*Exercise prompt*:
Scan the listing beneath this sentence. Report each line with the word "title".

*Data provided*:
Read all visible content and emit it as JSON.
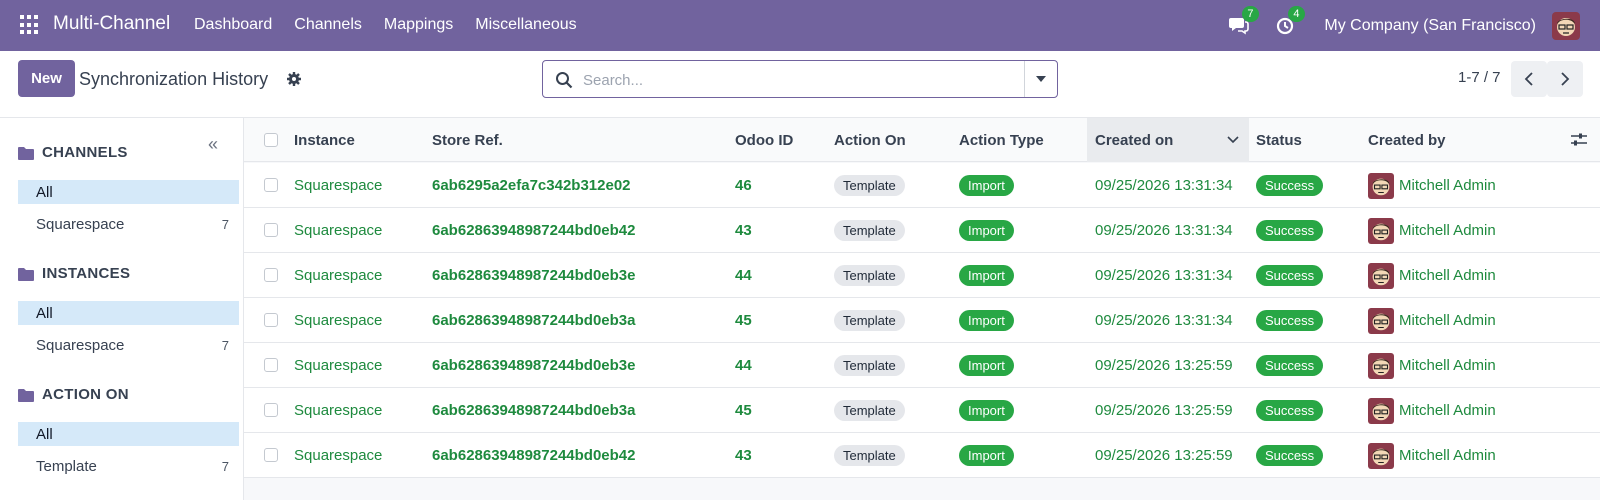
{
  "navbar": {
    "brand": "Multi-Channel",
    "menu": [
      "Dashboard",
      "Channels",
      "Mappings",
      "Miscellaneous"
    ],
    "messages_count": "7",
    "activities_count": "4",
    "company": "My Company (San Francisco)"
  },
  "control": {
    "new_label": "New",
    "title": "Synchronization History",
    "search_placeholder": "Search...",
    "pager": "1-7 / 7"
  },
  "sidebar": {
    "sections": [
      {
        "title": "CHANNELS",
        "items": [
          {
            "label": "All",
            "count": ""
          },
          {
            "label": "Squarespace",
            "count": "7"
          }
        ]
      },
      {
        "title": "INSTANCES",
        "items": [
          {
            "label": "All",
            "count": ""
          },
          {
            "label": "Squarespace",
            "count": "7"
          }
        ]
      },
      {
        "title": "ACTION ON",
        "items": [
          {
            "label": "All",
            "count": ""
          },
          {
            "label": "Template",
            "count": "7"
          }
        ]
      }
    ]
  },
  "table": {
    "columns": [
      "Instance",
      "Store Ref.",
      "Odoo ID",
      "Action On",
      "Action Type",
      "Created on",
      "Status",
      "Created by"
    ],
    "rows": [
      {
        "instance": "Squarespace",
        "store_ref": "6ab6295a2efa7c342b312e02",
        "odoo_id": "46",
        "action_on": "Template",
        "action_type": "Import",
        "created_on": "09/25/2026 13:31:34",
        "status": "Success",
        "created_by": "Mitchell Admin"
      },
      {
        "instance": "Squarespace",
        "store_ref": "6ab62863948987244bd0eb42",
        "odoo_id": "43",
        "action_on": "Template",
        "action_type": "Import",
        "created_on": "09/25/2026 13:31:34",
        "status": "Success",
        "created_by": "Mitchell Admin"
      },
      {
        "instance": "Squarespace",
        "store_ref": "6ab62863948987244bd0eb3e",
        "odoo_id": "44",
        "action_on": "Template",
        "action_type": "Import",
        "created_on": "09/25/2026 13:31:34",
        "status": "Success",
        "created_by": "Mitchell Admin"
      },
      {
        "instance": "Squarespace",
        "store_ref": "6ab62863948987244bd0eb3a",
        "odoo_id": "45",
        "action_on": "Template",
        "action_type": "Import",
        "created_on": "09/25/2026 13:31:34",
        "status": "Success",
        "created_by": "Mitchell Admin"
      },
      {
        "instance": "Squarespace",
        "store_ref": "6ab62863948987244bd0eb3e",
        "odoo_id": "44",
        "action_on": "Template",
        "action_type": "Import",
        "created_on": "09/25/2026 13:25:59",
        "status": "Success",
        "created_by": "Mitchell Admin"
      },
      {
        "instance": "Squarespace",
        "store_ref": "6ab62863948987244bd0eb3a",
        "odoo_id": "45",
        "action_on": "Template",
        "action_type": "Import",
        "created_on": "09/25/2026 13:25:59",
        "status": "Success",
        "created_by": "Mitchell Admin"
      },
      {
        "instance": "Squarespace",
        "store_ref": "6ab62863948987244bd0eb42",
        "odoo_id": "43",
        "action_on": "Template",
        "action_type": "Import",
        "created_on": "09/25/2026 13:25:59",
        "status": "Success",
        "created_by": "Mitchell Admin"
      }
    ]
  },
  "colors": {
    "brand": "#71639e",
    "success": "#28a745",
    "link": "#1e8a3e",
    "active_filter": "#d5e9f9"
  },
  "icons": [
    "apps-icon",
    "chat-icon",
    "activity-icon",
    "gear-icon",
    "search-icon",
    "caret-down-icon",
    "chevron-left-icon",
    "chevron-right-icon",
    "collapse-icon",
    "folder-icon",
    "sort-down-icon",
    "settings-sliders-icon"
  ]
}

*Solution below*:
    "title": "Synchronization History",
        "title": "CHANNELS",
        "title": "INSTANCES",
        "title": "ACTION ON",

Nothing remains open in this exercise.